  99. 99. hNp://­‐ted-­‐with-­‐popcorn-­‐maker/     CCSS.ELA-Literacy.SL.11-12.3 Evaluate a speaker’s point of view, reasoning, and use of evidence and rhetoric, assessing the stance, premises, links among ideas, word choice, points of emphasis, and tone used. CCSS.ELA-Literacy.SL.11-12.6 Adapt speech to a variety of contexts and tasks, demonstrating a command of formal English when indicated or appropriate. (See grades 11–12 Language standards 1 and 3 here for specific expectations.)  
  100. 100. flipgrid   kidblog   Students reflect on their learning •  Evaluate achievement of learning goals •  Reflect on content •  Reflect on process
  101. 101. hNps://    
  102. 102. hNps://    
  103. 103. hNp://­‐set-­‐free/  
  104. 104. hNp://  
  105. 105. Students learn about How they journey through The inquiry process
  106. 106. Students learn about How to make tech decisions That solve problems in inventive, creative ways
  107. 107. Attila Magyar, Flickr | CC-BY-SA | via Wylio
  108. 108. hNps://     AppSmash  Round  1,  Greg  Kulowiec      
  109. 109. hNp://­‐crea6vity-­‐with-­‐app-­‐smashing-­‐with-­‐greg-­‐kulowiec-­‐from-­‐kate-­‐wilson-­‐2/     Kate  Wilson,  Unleashing  Crea6vity  with  App  Smashing  with  Greg  Kulowiec        

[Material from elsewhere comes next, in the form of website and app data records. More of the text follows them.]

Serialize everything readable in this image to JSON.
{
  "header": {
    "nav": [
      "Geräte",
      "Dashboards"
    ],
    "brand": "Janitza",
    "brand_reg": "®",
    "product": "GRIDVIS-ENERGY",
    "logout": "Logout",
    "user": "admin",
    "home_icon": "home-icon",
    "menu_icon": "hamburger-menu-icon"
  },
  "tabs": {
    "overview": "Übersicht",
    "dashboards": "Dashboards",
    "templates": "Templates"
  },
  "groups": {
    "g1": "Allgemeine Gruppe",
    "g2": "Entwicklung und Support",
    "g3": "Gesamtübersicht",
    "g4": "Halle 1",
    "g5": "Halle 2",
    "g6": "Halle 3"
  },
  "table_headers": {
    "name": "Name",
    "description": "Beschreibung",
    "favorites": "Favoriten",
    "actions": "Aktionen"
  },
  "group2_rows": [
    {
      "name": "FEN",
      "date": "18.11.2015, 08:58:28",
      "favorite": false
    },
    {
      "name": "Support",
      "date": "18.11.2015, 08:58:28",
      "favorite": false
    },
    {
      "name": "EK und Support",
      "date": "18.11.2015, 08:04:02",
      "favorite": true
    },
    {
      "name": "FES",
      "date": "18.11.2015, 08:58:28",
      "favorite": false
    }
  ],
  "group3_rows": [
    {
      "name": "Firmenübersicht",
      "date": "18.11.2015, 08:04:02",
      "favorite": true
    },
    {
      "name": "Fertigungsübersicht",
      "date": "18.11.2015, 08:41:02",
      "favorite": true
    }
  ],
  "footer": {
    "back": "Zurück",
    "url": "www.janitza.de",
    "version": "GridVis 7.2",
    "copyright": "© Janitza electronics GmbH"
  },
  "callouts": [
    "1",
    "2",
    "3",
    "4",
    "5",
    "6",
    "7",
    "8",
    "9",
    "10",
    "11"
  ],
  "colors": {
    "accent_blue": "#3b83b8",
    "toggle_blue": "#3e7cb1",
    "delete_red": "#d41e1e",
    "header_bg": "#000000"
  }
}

  110. 110. hNp://     hNp://­‐fluent-­‐app-­‐smashers.html    
  111. 111. content learning Information literacy/metaliteracies learning how to collaborate & share learning how to learn learning how to contribute/participate
  112. 112. In process!

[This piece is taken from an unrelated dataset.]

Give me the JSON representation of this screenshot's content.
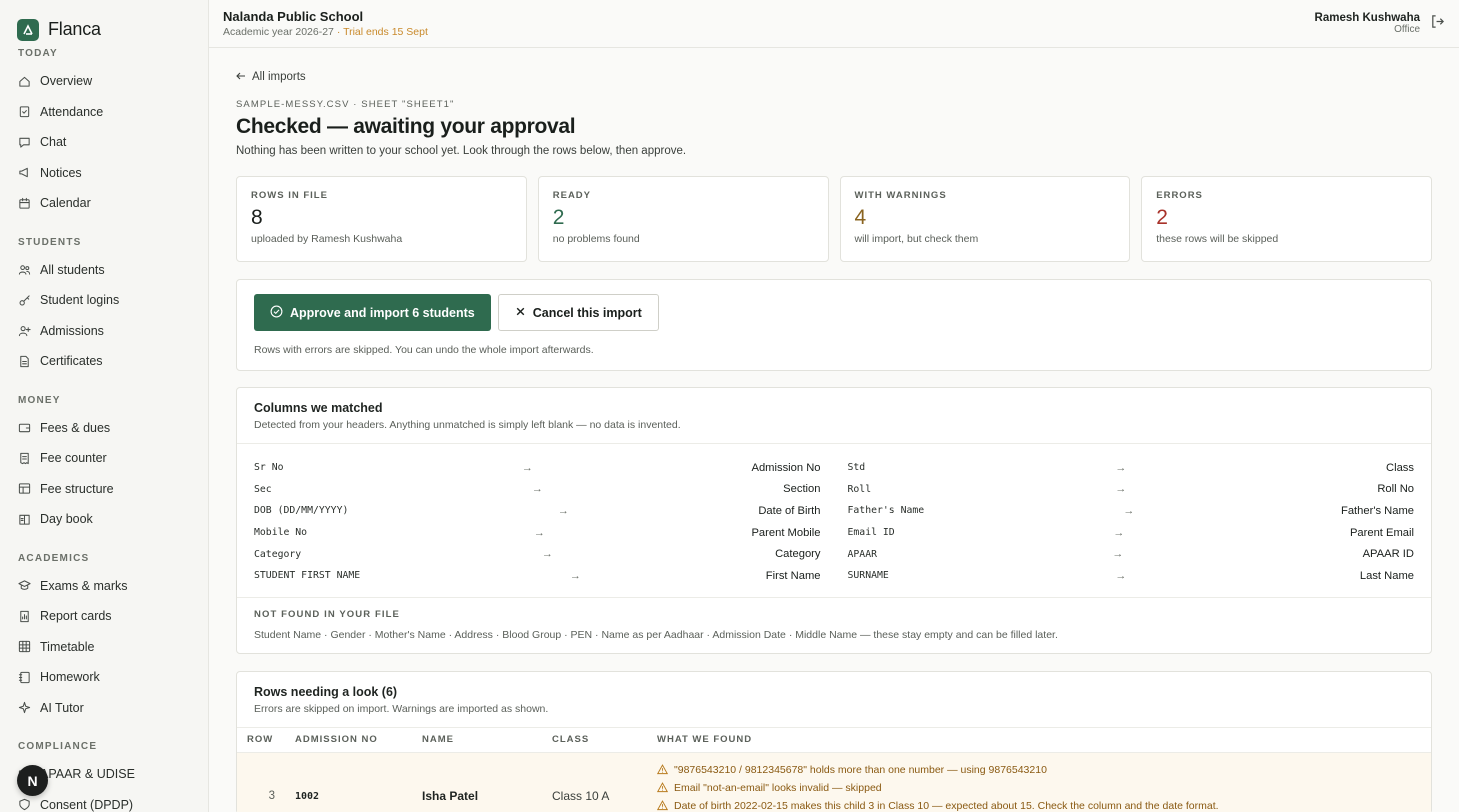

  113. 113. game changer   Your picks?
  114. 114.   My  blog:   hDp:// neverendingsearch/     My  tweets:   @joycevalenza     My  deets:     hDp://     This  preso:     hDp://      

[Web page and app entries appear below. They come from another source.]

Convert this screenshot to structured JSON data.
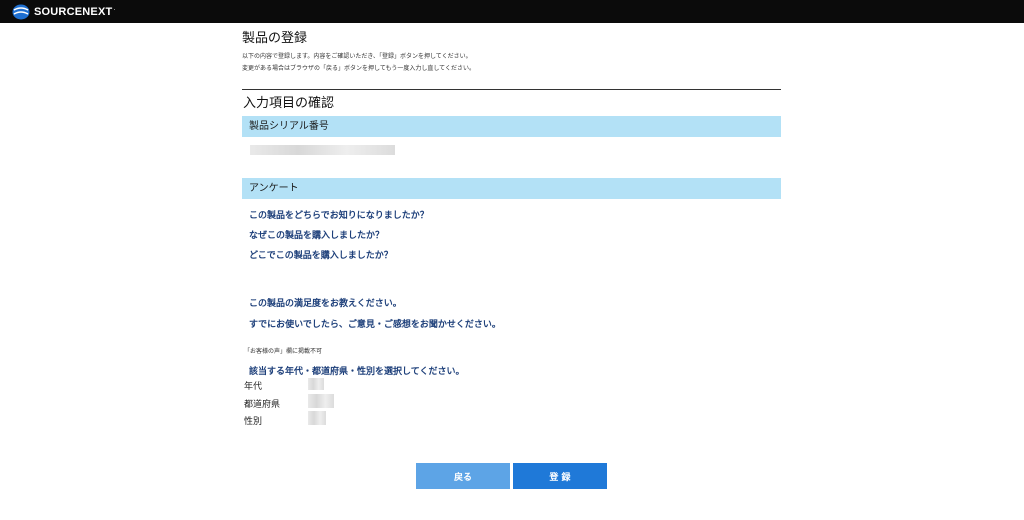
{
  "header": {
    "brand": "SOURCENEXT",
    "brand_mark": "."
  },
  "page": {
    "title": "製品の登録",
    "instructions": [
      "以下の内容で登録します。内容をご確認いただき、「登録」ボタンを押してください。",
      "変更がある場合はブラウザの「戻る」ボタンを押してもう一度入力し直してください。"
    ],
    "section_title": "入力項目の確認"
  },
  "serial": {
    "label": "製品シリアル番号"
  },
  "survey": {
    "label": "アンケート",
    "questions": [
      "この製品をどちらでお知りになりましたか？",
      "なぜこの製品を購入しましたか？",
      "どこでこの製品を購入しましたか？",
      "この製品の満足度をお教えください。",
      "すでにお使いでしたら、ご意見・ご感想をお聞かせください。"
    ],
    "note": "「お客様の声」欄に掲載不可",
    "demographics_question": "該当する年代・都道府県・性別を選択してください。",
    "fields": {
      "age": "年代",
      "prefecture": "都道府県",
      "gender": "性別"
    }
  },
  "buttons": {
    "back": "戻る",
    "submit": "登 録"
  }
}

  115. 115. Just  because  it’s  hands-­‐on  doesn’t  mean  it’s  minds-­‐on.  .  .Just  because  work  is  hands-­‐on  does  not   mean  it  is  minds-­‐on.  Many  projects,  problems,  situa6ons,  and  field  trips  do  not  yield  las6ng  and   transferable  learning  because  too  liNle  aNen6on  is  given  to  the  meta-­‐cogni6ve  and  idea-­‐building   work  that  turns  a  single  experience  into  insight  and  later  applica6on.     Years  ago  when  I  worked  as  a  consultant  at  School  Without  Walls  in  Rochester  NY  (one  of  the   first  really  interes6ng  alterna6ve  High  Schools  to  emerge  from  the  60s  and  a  member  of  the   Coali6on  of  Essen6al  Schools),  they  put  it  very  succinctly  in  their  cau6on  about  all  the   independent  projects  students  rou6nely  did.  If  you  were  going  to  learn  carpentry  to  build  a   chair,  then  “The  learning  is  not  the  chair;  it  is  the  learning  about  learning  about  chairs,  chair-­‐ making  and  oneself.”     I  have  also  osen  used  the  following  soccer  example,  because  it  makes  the  same  point   beau6fully  and  prac6cally.  Merely  playing  the  game  over  and  over  need  not  cause   understanding  and  transfer.  It  takes  a  deliberate  processing  of  the  game  experience,  as   summarized  in  the  powerful  approach  used  by  my  daughter’s  high  school  coach  a  few  years   back.  Instead  of  talking  on  and  on  at  players  at  half-­‐6me,  Griff  asked  4  key  ques6ons  of  players:                            What’s  working  for  us?                          What’s  not  working  for  us?                          What’s  working  for  the  other  team?                          So,  what  do  we  have  to  do  in  the  2nd  half?   Grant  Wiggins,  “An  Example  Of  Experien6al  Learning.    TeachThought.  5  July  2014.   hNp://­‐experien6al-­‐learning/